What the task asks — Go line by line through the data below, counting each one that has "empty", and give the final count only.

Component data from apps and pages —
*** Begin section ***

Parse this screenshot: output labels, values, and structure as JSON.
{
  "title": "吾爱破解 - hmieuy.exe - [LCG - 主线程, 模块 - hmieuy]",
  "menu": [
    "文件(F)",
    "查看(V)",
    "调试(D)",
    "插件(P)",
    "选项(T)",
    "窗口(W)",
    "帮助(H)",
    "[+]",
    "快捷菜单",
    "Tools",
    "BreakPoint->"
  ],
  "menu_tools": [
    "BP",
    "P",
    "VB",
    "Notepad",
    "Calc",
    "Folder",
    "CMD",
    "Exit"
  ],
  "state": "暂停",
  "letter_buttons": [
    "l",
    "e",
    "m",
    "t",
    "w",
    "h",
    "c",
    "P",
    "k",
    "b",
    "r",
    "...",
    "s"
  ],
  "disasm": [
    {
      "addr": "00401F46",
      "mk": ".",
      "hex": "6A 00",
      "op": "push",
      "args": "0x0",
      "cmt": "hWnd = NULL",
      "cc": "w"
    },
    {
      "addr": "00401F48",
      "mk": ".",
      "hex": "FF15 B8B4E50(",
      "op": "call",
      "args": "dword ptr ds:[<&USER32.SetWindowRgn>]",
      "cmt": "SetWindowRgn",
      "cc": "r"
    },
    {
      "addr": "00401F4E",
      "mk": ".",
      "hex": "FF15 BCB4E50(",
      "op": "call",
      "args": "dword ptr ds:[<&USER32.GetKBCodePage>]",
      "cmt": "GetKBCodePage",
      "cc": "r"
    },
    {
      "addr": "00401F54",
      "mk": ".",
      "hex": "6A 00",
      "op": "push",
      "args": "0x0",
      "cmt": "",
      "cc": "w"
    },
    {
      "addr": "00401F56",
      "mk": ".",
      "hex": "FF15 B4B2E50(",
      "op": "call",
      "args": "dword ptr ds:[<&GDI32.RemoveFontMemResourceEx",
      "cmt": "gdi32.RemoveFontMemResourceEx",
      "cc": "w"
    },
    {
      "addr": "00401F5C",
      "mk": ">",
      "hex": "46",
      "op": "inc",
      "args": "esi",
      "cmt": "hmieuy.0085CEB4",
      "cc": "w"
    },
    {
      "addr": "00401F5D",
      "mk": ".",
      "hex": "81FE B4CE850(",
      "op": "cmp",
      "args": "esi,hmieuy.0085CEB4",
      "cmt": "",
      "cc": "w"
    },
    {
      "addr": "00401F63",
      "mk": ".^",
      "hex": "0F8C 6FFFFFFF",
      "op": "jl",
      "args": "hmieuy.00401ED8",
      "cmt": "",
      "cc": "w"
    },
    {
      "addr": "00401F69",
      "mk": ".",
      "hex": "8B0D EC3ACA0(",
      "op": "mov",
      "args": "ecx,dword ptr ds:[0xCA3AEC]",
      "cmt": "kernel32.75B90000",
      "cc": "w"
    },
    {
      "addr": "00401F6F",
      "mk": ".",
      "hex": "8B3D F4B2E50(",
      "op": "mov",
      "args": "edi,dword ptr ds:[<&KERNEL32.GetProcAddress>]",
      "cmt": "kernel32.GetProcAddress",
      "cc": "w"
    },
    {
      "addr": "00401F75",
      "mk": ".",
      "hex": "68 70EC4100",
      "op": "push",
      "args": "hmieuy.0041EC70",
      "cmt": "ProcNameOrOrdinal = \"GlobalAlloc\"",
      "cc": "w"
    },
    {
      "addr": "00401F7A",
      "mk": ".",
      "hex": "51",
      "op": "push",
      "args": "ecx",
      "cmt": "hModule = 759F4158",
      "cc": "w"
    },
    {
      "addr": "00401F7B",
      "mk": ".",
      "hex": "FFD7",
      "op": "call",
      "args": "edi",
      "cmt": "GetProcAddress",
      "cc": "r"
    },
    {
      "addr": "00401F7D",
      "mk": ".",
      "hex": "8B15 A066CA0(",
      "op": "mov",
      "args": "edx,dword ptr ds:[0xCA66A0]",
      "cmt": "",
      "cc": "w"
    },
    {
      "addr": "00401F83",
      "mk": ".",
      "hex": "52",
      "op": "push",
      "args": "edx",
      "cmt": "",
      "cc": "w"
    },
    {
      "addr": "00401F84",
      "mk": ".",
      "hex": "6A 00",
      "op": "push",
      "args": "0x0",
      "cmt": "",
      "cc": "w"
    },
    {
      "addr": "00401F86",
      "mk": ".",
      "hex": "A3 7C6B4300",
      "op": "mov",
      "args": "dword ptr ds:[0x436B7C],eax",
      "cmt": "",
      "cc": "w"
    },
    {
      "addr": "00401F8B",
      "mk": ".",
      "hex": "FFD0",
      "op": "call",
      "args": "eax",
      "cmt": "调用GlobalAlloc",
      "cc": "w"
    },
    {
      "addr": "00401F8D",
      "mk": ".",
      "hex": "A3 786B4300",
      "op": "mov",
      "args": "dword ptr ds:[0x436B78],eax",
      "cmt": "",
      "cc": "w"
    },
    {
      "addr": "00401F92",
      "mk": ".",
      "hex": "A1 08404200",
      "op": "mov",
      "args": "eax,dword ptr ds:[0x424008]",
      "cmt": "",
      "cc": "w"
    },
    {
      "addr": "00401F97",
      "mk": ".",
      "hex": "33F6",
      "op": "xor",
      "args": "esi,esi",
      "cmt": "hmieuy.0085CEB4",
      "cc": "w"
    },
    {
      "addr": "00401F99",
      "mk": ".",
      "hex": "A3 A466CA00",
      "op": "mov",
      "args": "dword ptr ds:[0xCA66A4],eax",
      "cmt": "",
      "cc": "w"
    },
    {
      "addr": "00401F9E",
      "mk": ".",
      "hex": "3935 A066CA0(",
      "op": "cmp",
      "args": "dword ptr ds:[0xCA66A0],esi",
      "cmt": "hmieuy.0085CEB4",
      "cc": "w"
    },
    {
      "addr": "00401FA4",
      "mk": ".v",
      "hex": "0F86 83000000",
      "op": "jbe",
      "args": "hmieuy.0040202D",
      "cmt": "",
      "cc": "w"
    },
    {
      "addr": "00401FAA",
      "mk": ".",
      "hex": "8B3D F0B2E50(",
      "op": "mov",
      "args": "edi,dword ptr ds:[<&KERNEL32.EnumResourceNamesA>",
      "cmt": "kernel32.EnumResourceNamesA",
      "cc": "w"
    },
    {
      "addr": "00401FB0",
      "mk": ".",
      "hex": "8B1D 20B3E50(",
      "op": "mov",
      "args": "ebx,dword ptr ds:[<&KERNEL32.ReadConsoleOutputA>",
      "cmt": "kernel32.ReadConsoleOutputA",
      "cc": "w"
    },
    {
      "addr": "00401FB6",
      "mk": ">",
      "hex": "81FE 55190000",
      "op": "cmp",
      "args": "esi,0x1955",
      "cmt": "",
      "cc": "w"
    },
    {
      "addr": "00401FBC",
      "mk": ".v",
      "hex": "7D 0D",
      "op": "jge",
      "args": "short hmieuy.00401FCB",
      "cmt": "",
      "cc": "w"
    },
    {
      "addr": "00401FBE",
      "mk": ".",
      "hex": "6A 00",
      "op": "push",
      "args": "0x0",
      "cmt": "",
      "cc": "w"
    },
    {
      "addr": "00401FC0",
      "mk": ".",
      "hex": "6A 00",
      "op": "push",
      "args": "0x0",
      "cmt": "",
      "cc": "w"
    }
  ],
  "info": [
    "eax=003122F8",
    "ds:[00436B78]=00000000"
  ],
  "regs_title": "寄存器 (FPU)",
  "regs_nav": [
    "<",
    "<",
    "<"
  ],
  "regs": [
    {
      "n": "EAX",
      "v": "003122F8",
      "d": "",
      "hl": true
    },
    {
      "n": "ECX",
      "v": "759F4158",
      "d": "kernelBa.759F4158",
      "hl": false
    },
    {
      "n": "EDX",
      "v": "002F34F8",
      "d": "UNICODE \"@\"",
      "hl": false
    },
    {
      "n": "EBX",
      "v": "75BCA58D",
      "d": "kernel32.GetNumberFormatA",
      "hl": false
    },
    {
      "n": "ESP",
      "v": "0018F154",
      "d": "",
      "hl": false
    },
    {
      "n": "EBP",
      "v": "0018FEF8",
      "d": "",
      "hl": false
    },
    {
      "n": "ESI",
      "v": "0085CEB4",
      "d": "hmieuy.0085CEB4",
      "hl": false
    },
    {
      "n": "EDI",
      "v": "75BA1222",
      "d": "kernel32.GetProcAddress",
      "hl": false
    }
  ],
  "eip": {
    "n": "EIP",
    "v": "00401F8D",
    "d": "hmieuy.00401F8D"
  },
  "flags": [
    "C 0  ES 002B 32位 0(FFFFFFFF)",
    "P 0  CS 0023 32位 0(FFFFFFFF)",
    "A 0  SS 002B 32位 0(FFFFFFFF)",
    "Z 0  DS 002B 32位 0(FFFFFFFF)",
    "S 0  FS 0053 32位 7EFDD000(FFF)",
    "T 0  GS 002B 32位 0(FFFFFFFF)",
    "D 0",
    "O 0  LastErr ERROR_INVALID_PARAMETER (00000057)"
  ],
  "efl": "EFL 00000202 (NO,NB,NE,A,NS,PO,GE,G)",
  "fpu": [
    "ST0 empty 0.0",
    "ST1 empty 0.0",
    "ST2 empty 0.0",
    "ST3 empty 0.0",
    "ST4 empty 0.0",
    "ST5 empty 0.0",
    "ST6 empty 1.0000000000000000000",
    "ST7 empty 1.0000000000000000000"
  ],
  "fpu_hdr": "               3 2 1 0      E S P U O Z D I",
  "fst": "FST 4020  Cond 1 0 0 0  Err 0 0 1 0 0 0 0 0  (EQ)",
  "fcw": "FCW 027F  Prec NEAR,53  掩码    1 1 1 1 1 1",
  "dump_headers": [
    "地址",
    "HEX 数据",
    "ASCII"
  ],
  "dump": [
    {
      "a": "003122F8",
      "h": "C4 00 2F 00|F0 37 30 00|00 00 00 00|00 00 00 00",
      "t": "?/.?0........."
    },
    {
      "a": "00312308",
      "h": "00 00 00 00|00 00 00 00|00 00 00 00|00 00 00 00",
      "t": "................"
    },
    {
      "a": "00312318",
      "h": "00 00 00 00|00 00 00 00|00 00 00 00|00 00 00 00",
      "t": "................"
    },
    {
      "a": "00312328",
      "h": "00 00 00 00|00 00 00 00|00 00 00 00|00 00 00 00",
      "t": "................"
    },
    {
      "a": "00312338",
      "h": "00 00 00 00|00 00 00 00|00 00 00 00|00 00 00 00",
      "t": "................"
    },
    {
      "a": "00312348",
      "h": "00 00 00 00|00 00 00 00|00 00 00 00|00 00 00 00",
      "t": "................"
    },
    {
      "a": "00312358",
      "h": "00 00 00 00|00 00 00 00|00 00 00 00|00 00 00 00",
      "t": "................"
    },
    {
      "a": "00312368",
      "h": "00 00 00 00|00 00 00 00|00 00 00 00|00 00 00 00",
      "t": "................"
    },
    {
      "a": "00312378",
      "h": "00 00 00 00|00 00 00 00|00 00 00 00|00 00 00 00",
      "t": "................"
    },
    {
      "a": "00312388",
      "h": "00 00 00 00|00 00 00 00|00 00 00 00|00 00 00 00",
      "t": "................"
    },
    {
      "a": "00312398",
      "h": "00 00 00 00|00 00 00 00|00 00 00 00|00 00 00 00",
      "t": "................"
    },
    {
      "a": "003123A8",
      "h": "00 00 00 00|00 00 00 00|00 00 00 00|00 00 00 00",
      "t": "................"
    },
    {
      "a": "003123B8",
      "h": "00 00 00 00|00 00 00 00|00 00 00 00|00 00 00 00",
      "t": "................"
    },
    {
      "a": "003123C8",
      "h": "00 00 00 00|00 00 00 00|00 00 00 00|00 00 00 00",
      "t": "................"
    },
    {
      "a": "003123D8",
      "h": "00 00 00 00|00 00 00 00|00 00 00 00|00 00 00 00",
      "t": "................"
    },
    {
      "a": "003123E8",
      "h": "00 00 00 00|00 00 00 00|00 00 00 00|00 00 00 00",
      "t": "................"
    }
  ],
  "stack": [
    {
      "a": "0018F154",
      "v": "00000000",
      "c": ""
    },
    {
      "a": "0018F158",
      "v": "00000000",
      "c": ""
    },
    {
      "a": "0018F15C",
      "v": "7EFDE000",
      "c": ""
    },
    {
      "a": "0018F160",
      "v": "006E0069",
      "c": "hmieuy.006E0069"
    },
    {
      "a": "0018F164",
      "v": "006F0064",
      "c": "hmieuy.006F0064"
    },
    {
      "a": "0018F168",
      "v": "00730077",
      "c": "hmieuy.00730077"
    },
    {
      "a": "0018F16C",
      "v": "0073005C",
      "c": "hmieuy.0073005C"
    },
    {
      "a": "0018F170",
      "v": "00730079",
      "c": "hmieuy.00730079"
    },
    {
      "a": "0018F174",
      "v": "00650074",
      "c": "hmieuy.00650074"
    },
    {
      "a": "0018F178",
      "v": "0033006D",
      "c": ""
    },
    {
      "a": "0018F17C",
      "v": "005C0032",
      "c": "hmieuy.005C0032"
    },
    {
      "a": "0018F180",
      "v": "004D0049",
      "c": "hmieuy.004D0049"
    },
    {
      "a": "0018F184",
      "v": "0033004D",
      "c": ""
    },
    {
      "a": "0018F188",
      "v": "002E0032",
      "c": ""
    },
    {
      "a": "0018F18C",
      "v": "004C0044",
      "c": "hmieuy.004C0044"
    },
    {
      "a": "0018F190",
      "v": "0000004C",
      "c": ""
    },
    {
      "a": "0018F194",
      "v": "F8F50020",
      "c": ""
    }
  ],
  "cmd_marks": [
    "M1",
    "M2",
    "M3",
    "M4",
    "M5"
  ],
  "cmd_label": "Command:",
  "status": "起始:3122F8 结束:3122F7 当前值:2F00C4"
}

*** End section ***

The answer — 8